• ABOUT THIS TASK: Write each entry down again precisely, skipping nothing.

==============================

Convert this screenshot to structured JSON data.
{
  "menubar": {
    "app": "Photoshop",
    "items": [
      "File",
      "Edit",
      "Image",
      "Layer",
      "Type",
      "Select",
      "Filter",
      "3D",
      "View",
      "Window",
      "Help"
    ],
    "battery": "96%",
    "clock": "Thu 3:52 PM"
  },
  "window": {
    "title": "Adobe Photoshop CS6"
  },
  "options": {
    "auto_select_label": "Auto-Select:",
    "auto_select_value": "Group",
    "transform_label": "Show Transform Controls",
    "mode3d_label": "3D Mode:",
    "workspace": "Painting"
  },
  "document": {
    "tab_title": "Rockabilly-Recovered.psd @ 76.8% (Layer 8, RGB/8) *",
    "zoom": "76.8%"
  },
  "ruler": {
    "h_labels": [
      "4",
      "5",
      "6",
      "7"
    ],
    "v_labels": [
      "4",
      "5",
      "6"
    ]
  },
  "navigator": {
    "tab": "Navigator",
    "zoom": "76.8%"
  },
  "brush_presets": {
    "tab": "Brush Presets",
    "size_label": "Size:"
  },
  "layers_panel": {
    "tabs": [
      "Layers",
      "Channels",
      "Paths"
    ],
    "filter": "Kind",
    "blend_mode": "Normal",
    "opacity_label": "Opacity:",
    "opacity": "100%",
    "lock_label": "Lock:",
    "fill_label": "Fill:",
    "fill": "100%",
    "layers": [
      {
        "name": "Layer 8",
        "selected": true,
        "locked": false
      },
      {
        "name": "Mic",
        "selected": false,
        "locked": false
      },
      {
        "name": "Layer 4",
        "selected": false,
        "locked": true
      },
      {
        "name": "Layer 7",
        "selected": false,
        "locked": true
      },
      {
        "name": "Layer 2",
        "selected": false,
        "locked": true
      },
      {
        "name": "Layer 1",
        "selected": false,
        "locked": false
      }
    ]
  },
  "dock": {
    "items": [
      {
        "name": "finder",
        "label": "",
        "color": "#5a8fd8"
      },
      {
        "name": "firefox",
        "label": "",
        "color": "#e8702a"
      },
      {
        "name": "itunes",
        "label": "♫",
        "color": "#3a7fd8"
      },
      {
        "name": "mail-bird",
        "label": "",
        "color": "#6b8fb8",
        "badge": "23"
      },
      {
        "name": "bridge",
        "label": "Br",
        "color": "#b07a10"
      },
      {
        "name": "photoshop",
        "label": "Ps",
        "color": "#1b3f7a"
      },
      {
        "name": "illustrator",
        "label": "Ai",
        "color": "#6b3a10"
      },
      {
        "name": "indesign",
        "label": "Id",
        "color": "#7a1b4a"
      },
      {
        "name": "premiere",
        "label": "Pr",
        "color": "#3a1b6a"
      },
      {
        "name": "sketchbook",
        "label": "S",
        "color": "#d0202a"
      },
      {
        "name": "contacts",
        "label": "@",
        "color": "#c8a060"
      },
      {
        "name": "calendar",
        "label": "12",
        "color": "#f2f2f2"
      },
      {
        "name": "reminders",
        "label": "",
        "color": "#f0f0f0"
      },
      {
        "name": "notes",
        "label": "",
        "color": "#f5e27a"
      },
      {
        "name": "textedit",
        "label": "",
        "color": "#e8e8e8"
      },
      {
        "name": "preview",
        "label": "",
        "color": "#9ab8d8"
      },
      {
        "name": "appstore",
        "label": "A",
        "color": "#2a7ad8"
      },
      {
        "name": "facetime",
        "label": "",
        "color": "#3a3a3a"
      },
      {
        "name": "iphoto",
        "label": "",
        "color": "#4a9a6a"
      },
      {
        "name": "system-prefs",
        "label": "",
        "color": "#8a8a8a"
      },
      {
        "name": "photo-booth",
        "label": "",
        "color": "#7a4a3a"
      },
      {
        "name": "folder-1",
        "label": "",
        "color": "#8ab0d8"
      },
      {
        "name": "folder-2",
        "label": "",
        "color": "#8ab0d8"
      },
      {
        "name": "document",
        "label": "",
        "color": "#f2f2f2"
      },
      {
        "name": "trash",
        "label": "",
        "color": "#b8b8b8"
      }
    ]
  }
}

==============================

• SOLUTION TO THE EXERCISE:
Convert this screenshot to structured JSON data.
{
  "menubar": {
    "app": "Photoshop",
    "items": [
      "File",
      "Edit",
      "Image",
      "Layer",
      "Type",
      "Select",
      "Filter",
      "3D",
      "View",
      "Window",
      "Help"
    ],
    "battery": "96%",
    "clock": "Thu 3:52 PM"
  },
  "window": {
    "title": "Adobe Photoshop CS6"
  },
  "options": {
    "auto_select_label": "Auto-Select:",
    "auto_select_value": "Group",
    "transform_label": "Show Transform Controls",
    "mode3d_label": "3D Mode:",
    "workspace": "Painting"
  },
  "document": {
    "tab_title": "Rockabilly-Recovered.psd @ 76.8% (Layer 8, RGB/8) *",
    "zoom": "76.8%"
  },
  "ruler": {
    "h_labels": [
      "4",
      "5",
      "6",
      "7"
    ],
    "v_labels": [
      "4",
      "5",
      "6"
    ]
  },
  "navigator": {
    "tab": "Navigator",
    "zoom": "76.8%"
  },
  "brush_presets": {
    "tab": "Brush Presets",
    "size_label": "Size:"
  },
  "layers_panel": {
    "tabs": [
      "Layers",
      "Channels",
      "Paths"
    ],
    "filter": "Kind",
    "blend_mode": "Normal",
    "opacity_label": "Opacity:",
    "opacity": "100%",
    "lock_label": "Lock:",
    "fill_label": "Fill:",
    "fill": "100%",
    "layers": [
      {
        "name": "Layer 8",
        "selected": true,
        "locked": false
      },
      {
        "name": "Mic",
        "selected": false,
        "locked": false
      },
      {
        "name": "Layer 4",
        "selected": false,
        "locked": true
      },
      {
        "name": "Layer 7",
        "selected": false,
        "locked": true
      },
      {
        "name": "Layer 2",
        "selected": false,
        "locked": true
      },
      {
        "name": "Layer 1",
        "selected": false,
        "locked": false
      }
    ]
  },
  "dock": {
    "items": [
      {
        "name": "finder",
        "label": "",
        "color": "#5a8fd8"
      },
      {
        "name": "firefox",
        "label": "",
        "color": "#e8702a"
      },
      {
        "name": "itunes",
        "label": "♫",
        "color": "#3a7fd8"
      },
      {
        "name": "mail-bird",
        "label": "",
        "color": "#6b8fb8",
        "badge": "23"
      },
      {
        "name": "bridge",
        "label": "Br",
        "color": "#b07a10"
      },
      {
        "name": "photoshop",
        "label": "Ps",
        "color": "#1b3f7a"
      },
      {
        "name": "illustrator",
        "label": "Ai",
        "color": "#6b3a10"
      },
      {
        "name": "indesign",
        "label": "Id",
        "color": "#7a1b4a"
      },
      {
        "name": "premiere",
        "label": "Pr",
        "color": "#3a1b6a"
      },
      {
        "name": "sketchbook",
        "label": "S",
        "color": "#d0202a"
      },
      {
        "name": "contacts",
        "label": "@",
        "color": "#c8a060"
      },
      {
        "name": "calendar",
        "label": "12",
        "color": "#f2f2f2"
      },
      {
        "name": "reminders",
        "label": "",
        "color": "#f0f0f0"
      },
      {
        "name": "notes",
        "label": "",
        "color": "#f5e27a"
      },
      {
        "name": "textedit",
        "label": "",
        "color": "#e8e8e8"
      },
      {
        "name": "preview",
        "label": "",
        "color": "#9ab8d8"
      },
      {
        "name": "appstore",
        "label": "A",
        "color": "#2a7ad8"
      },
      {
        "name": "facetime",
        "label": "",
        "color": "#3a3a3a"
      },
      {
        "name": "iphoto",
        "label": "",
        "color": "#4a9a6a"
      },
      {
        "name": "system-prefs",
        "label": "",
        "color": "#8a8a8a"
      },
      {
        "name": "photo-booth",
        "label": "",
        "color": "#7a4a3a"
      },
      {
        "name": "folder-1",
        "label": "",
        "color": "#8ab0d8"
      },
      {
        "name": "folder-2",
        "label": "",
        "color": "#8ab0d8"
      },
      {
        "name": "document",
        "label": "",
        "color": "#f2f2f2"
      },
      {
        "name": "trash",
        "label": "",
        "color": "#b8b8b8"
      }
    ]
  }
}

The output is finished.